South Carolina Requests to Charge – Criminal (2018)


§ 1-5 Reasonable Doubt

The State has the burden of proving the defendant guilty beyond a reasonable doubt. The State is required to prove every element of the charged offense by evidence which satisfies the jury of the guilt of the defendant beyond a reasonable doubt. The defendant is not required to prove his innocence. The burden of proof always remains upon the State of South Carolina to prove guilt beyond a reasonable doubt.

What is a reasonable doubt in the law? A reasonable doubt is the kind of doubt that would cause a reasonable person to hesitate to act.

The term “reasonable doubt” should be given its plain and ordinary meaning.

The State has the burden of proving the defendant guilty beyond a reasonable doubt. Some of you may have served as jurors in civil cases where you were told that it is only necessary to prove the fact is more likely true than not, such as by the greater weight or preponderance of the evidence. In criminal cases, the State’s proof must be more powerful than that. It must be beyond a reasonable doubt.

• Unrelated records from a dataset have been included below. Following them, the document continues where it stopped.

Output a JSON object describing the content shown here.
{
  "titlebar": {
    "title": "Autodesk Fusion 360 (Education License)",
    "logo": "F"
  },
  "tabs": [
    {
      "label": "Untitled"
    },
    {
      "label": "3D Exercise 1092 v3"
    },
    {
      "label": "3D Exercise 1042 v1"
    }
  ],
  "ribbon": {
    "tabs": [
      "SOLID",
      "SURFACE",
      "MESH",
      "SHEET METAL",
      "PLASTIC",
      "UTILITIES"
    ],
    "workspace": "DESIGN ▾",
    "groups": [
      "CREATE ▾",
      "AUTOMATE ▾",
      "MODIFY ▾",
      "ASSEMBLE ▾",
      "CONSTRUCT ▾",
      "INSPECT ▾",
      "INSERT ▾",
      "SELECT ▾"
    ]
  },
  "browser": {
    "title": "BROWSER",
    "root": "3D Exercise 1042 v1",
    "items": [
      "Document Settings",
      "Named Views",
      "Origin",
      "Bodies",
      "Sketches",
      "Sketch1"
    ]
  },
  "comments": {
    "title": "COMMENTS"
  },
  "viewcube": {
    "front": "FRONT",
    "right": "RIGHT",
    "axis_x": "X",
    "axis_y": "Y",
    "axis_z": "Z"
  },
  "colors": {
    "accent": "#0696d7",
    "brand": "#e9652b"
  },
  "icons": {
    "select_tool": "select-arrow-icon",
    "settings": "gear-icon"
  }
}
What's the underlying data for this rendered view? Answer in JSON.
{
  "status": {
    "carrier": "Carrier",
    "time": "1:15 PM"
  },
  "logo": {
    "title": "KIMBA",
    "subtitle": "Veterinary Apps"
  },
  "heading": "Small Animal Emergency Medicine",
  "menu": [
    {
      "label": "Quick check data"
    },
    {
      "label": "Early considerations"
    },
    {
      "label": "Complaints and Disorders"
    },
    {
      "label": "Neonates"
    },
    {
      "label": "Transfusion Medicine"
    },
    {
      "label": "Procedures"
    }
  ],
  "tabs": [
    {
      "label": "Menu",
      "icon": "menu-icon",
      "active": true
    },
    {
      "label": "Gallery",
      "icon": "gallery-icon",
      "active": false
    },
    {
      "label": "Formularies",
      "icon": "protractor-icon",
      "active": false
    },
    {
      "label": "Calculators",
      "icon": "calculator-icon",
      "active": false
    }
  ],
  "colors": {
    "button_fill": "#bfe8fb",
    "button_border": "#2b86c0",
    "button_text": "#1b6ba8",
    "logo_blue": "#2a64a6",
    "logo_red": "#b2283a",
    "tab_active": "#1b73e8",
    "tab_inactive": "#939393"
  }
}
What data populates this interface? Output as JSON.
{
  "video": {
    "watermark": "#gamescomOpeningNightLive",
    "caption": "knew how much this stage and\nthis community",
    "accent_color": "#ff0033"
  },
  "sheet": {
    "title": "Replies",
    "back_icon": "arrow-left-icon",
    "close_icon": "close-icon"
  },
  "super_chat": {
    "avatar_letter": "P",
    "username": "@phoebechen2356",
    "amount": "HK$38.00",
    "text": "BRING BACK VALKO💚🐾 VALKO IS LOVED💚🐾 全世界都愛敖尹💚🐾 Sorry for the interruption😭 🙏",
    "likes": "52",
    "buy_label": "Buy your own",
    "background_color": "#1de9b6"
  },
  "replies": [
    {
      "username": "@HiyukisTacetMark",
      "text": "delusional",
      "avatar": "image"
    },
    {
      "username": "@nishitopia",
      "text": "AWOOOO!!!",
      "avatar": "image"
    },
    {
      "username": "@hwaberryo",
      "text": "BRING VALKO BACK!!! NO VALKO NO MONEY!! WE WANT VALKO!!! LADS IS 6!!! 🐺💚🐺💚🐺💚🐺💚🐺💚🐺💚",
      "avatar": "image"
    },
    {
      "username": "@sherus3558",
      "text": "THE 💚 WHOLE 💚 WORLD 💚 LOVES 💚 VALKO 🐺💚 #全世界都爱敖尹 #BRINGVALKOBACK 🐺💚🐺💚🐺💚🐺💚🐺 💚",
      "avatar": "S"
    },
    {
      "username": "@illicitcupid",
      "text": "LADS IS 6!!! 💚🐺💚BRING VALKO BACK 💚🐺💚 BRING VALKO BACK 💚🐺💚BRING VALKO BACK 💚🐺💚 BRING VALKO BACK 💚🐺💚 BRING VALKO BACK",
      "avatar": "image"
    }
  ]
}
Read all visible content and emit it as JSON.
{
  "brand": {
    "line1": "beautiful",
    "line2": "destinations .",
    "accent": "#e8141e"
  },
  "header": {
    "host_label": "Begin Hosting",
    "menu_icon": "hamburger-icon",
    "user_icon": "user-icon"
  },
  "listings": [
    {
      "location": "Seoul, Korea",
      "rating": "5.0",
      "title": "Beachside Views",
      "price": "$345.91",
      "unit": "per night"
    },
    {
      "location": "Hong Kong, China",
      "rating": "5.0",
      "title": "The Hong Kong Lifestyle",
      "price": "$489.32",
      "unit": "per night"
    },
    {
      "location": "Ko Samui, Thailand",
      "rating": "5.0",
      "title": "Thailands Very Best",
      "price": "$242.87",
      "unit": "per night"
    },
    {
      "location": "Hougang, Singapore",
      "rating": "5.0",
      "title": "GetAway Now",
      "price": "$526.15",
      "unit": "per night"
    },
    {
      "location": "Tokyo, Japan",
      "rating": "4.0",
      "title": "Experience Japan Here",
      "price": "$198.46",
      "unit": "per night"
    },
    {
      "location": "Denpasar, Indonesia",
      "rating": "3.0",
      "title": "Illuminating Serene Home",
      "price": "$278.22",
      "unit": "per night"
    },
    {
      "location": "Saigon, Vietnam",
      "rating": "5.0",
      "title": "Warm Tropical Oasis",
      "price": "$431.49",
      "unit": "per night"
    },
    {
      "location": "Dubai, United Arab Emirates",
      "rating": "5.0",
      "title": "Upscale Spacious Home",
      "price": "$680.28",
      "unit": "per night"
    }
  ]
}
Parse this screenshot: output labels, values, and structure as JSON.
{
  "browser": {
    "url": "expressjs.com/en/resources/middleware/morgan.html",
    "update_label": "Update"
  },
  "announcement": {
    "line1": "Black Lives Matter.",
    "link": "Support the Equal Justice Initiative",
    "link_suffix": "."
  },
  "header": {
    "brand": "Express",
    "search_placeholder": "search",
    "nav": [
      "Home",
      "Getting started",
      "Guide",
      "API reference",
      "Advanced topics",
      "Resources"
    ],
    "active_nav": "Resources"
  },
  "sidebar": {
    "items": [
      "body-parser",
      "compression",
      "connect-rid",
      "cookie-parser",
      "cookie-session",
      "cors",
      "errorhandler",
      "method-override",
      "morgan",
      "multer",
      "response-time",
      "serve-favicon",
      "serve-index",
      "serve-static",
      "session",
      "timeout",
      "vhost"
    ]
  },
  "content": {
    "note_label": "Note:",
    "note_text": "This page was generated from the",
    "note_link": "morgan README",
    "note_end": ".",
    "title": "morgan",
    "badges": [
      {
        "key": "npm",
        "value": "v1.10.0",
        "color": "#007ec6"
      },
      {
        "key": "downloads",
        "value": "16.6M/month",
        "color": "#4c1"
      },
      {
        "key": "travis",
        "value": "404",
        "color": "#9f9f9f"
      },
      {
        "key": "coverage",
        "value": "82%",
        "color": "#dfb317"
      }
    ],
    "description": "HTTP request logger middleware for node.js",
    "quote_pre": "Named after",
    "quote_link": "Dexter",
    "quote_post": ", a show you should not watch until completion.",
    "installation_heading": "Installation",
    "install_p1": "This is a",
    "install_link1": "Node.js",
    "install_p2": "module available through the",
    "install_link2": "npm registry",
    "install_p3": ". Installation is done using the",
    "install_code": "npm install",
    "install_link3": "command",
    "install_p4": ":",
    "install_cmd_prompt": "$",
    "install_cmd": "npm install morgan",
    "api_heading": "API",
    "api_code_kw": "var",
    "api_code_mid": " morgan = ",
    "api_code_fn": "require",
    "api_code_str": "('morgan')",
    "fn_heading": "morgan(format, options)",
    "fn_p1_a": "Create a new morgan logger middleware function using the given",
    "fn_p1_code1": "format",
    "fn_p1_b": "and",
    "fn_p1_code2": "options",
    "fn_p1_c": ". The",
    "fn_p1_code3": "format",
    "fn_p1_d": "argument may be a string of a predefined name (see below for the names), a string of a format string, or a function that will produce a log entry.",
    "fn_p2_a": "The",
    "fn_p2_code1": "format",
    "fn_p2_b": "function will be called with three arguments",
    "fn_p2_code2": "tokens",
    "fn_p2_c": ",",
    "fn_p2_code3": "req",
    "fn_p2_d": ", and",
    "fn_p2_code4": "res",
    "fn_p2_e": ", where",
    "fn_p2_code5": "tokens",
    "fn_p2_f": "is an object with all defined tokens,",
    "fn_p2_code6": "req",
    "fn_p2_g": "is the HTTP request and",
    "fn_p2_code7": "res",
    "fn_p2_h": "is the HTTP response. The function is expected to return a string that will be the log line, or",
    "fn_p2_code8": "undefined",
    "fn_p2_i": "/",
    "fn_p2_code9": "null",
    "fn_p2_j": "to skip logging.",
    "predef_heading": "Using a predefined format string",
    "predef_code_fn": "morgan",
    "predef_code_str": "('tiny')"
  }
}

Proof beyond a reasonable doubt is proof that leaves you firmly convinced of the defendant’s guilt. There are very few things in this world that we know with absolute certainty. In criminal cases, the law does not require proof that overcomes every possible doubt. The law does not require that.

If, based on your consideration of the evidence, you are firmly convinced that the defendant is guilty of the crime charged, you must find him guilty. If on the other hand you conclude there is a real possibility that he is not guilty, you must give the defendant the benefit of the doubt and find the defendant not guilty.